Quick Guide to Keep your House Warm
When you hear the terms “heating season” and “cooling season” what first springs to your mind isn’t necessarily sunny days at the beach or fun on the slopes. Instead, you probably see images of furnaces, air conditioners, and dollar signs in your mind. We are happy that we live in an age when a simple push of a button on the thermostat can make our homes comfortable, but let’s face it: heating and cooling can be expensive. Often it’s a large part of our monthly budget. A heat pump in summer or winter can help to significantly reduce this expense.
What Is a Heat Pump?
Put simply, it’s a device that moves warm air to where it’s needed or not needed, depending on the season. What many people don’t realize is that there is heat even in cold air. When it’s cold out, a heat pump can extract this heat and transfer it inside, which means that your furnace is not running as much.
Seems strange, right?
Well, think: Have you ever felt the warm air that blows out from your refrigerator when it’s running? A heat pump works on the same principle. It extracts the heat from the air and moves it to where it’s needed. This involves coils, refrigerant, a compressor, valves, and the laws of thermodynamics, but let’s not get too technical. What matters most is this: Using a heat pump in the winter can reduce your heating costs and keep your house warm.
Why is it Cheaper?
Simple: Instead of generating heat, a heat pump just moves heat. This is why the word “pump” is used. As a result, heat pumps can provide equivalent space conditioning for as little as a quarter of the cost of conventional heating/cooling appliances. In fact, a heat pump can reduce the amount of electricity you use by as much as 30% to 40%.
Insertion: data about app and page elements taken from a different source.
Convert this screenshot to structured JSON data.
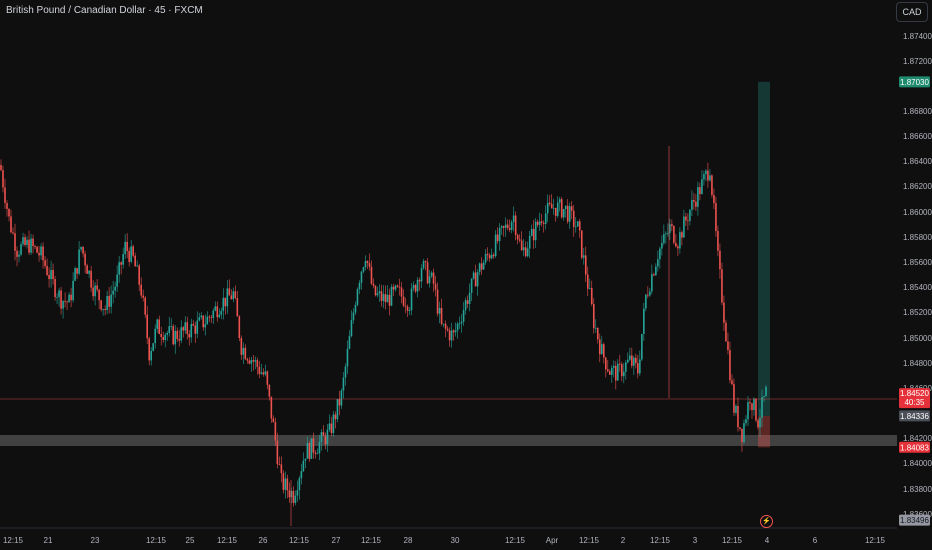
{
  "header": {
    "title": "British Pound / Canadian Dollar · 45 · FXCM",
    "currency_button": "CAD"
  },
  "colors": {
    "background": "#0f0f0f",
    "up": "#26a69a",
    "down": "#ef5350",
    "zone": "#4a4a4a",
    "price_line": "#ef5350"
  },
  "chart_data": {
    "type": "candlestick",
    "title": "British Pound / Canadian Dollar · 45 · FXCM",
    "y_axis": {
      "ylim": [
        1.8344,
        1.8764
      ],
      "tick_labels": [
        "1.87400",
        "1.87200",
        "1.86800",
        "1.86600",
        "1.86400",
        "1.86200",
        "1.86000",
        "1.85800",
        "1.85600",
        "1.85400",
        "1.85200",
        "1.85000",
        "1.84800",
        "1.84600",
        "1.84200",
        "1.84000",
        "1.83800",
        "1.83600"
      ]
    },
    "x_axis": {
      "tick_labels": [
        "12:15",
        "21",
        "23",
        "12:15",
        "25",
        "12:15",
        "26",
        "12:15",
        "27",
        "12:15",
        "28",
        "30",
        "12:15",
        "Apr",
        "12:15",
        "2",
        "12:15",
        "3",
        "12:15",
        "4",
        "6",
        "12:15"
      ]
    },
    "price_tags": [
      {
        "label": "1.87030",
        "value": 1.8703,
        "kind": "target"
      },
      {
        "label": "1.84520",
        "value": 1.8452,
        "sublabel": "40:35",
        "kind": "current"
      },
      {
        "label": "1.84336",
        "value": 1.84336,
        "kind": "entry"
      },
      {
        "label": "1.84083",
        "value": 1.84083,
        "kind": "stop"
      },
      {
        "label": "1.83496",
        "value": 1.83496,
        "kind": "low"
      }
    ],
    "zone": {
      "from": 1.841,
      "to": 1.8419
    },
    "current_price": 1.8452,
    "position": {
      "entry": 1.84336,
      "target": 1.8703,
      "stop": 1.84083
    },
    "series": [
      {
        "name": "GBPCAD",
        "anchor_points": [
          {
            "i": 0,
            "close": 1.8632
          },
          {
            "i": 4,
            "close": 1.8592
          },
          {
            "i": 8,
            "close": 1.8568
          },
          {
            "i": 14,
            "close": 1.8572
          },
          {
            "i": 20,
            "close": 1.8563
          },
          {
            "i": 26,
            "close": 1.854
          },
          {
            "i": 30,
            "close": 1.8528
          },
          {
            "i": 34,
            "close": 1.8525
          },
          {
            "i": 40,
            "close": 1.857
          },
          {
            "i": 46,
            "close": 1.8538
          },
          {
            "i": 52,
            "close": 1.852
          },
          {
            "i": 58,
            "close": 1.8543
          },
          {
            "i": 62,
            "close": 1.857
          },
          {
            "i": 66,
            "close": 1.856
          },
          {
            "i": 70,
            "close": 1.8535
          },
          {
            "i": 74,
            "close": 1.8485
          },
          {
            "i": 78,
            "close": 1.8505
          },
          {
            "i": 86,
            "close": 1.8498
          },
          {
            "i": 94,
            "close": 1.8503
          },
          {
            "i": 102,
            "close": 1.851
          },
          {
            "i": 110,
            "close": 1.8525
          },
          {
            "i": 116,
            "close": 1.8532
          },
          {
            "i": 120,
            "close": 1.849
          },
          {
            "i": 126,
            "close": 1.8478
          },
          {
            "i": 132,
            "close": 1.8465
          },
          {
            "i": 136,
            "close": 1.8425
          },
          {
            "i": 140,
            "close": 1.838
          },
          {
            "i": 146,
            "close": 1.837
          },
          {
            "i": 152,
            "close": 1.8405
          },
          {
            "i": 158,
            "close": 1.841
          },
          {
            "i": 164,
            "close": 1.842
          },
          {
            "i": 170,
            "close": 1.845
          },
          {
            "i": 174,
            "close": 1.8495
          },
          {
            "i": 178,
            "close": 1.854
          },
          {
            "i": 182,
            "close": 1.8565
          },
          {
            "i": 186,
            "close": 1.8532
          },
          {
            "i": 192,
            "close": 1.8527
          },
          {
            "i": 198,
            "close": 1.8533
          },
          {
            "i": 204,
            "close": 1.8525
          },
          {
            "i": 210,
            "close": 1.8555
          },
          {
            "i": 216,
            "close": 1.854
          },
          {
            "i": 220,
            "close": 1.8505
          },
          {
            "i": 226,
            "close": 1.8498
          },
          {
            "i": 232,
            "close": 1.8525
          },
          {
            "i": 238,
            "close": 1.855
          },
          {
            "i": 244,
            "close": 1.8565
          },
          {
            "i": 250,
            "close": 1.858
          },
          {
            "i": 256,
            "close": 1.8595
          },
          {
            "i": 260,
            "close": 1.8565
          },
          {
            "i": 264,
            "close": 1.8575
          },
          {
            "i": 270,
            "close": 1.8595
          },
          {
            "i": 276,
            "close": 1.8602
          },
          {
            "i": 282,
            "close": 1.86
          },
          {
            "i": 288,
            "close": 1.8585
          },
          {
            "i": 292,
            "close": 1.855
          },
          {
            "i": 296,
            "close": 1.851
          },
          {
            "i": 300,
            "close": 1.8485
          },
          {
            "i": 304,
            "close": 1.847
          },
          {
            "i": 308,
            "close": 1.8468
          },
          {
            "i": 314,
            "close": 1.8478
          },
          {
            "i": 318,
            "close": 1.847
          },
          {
            "i": 322,
            "close": 1.853
          },
          {
            "i": 328,
            "close": 1.8565
          },
          {
            "i": 334,
            "close": 1.8585
          },
          {
            "i": 338,
            "close": 1.8575
          },
          {
            "i": 344,
            "close": 1.86
          },
          {
            "i": 350,
            "close": 1.862
          },
          {
            "i": 354,
            "close": 1.8635
          },
          {
            "i": 358,
            "close": 1.856
          },
          {
            "i": 362,
            "close": 1.85
          },
          {
            "i": 366,
            "close": 1.844
          },
          {
            "i": 370,
            "close": 1.842
          },
          {
            "i": 374,
            "close": 1.845
          },
          {
            "i": 378,
            "close": 1.843
          },
          {
            "i": 382,
            "close": 1.8452
          }
        ]
      }
    ]
  }
}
And since it runs on electricity, it can reduce fuel costs if you use, for example, natural gas or propane to heat your home. Of course, you may still need a more traditional heating source, especially if outside temperatures drop below about 30°F. But this traditional heating source just acts as a “backup” heating source and comes on only when it is needed.
What are the Parts to a Heat Pump?
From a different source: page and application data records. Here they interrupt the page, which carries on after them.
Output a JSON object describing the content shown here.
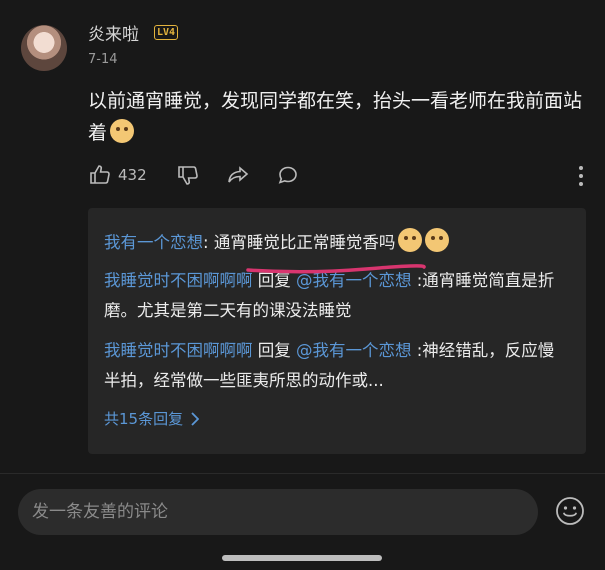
{
  "comment": {
    "username": "炎来啦",
    "level": "LV4",
    "date": "7-14",
    "text": "以前通宵睡觉，发现同学都在笑，抬头一看老师在我前面站着",
    "likes": "432"
  },
  "replies": [
    {
      "author": "我有一个恋想",
      "sep": ": ",
      "text": "通宵睡觉比正常睡觉香吗"
    },
    {
      "author": "我睡觉时不困啊啊啊",
      "mid": " 回复 ",
      "target": "@我有一个恋想",
      "text": " :通宵睡觉简直是折磨。尤其是第二天有的课没法睡觉"
    },
    {
      "author": "我睡觉时不困啊啊啊",
      "mid": " 回复 ",
      "target": "@我有一个恋想",
      "text": " :神经错乱，反应慢半拍，经常做一些匪夷所思的动作或..."
    }
  ],
  "expand_label": "共15条回复",
  "composer_placeholder": "发一条友善的评论",
  "colors": {
    "link": "#5b97d6",
    "underline": "#d8356f",
    "background": "#181818"
  },
  "icons": [
    "thumbs-up-icon",
    "thumbs-down-icon",
    "share-icon",
    "comment-icon",
    "more-icon",
    "chevron-right-icon",
    "emoji-icon"
  ]
}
A typical heat pump consists of two parts: an indoor unit and an outdoor unit. The outdoor unit is the same size and appearance of a traditional air conditioner and contains the compressor, outdoor coil, fan, and valves. The indoor unit is called the air handler. It’s about the size of a traditional furnace, and contains a coil, fan, and supplemental heater. The three basic types of heat pump are air source, geothermal, and water source. Generally, a heat pump system can be installed in a day, but it’s best to consult a professional to assess the specifics of your home.
A heat pump in the winter is an efficient, cost effective way to heat your home. It can significantly reduce your heating costs and use of traditional heating fuels, making it environmentally friendly. Call family-owned Delta Heating and Cooling to find out more. We’d be happy to provide you with more information and assess the requirements of your home.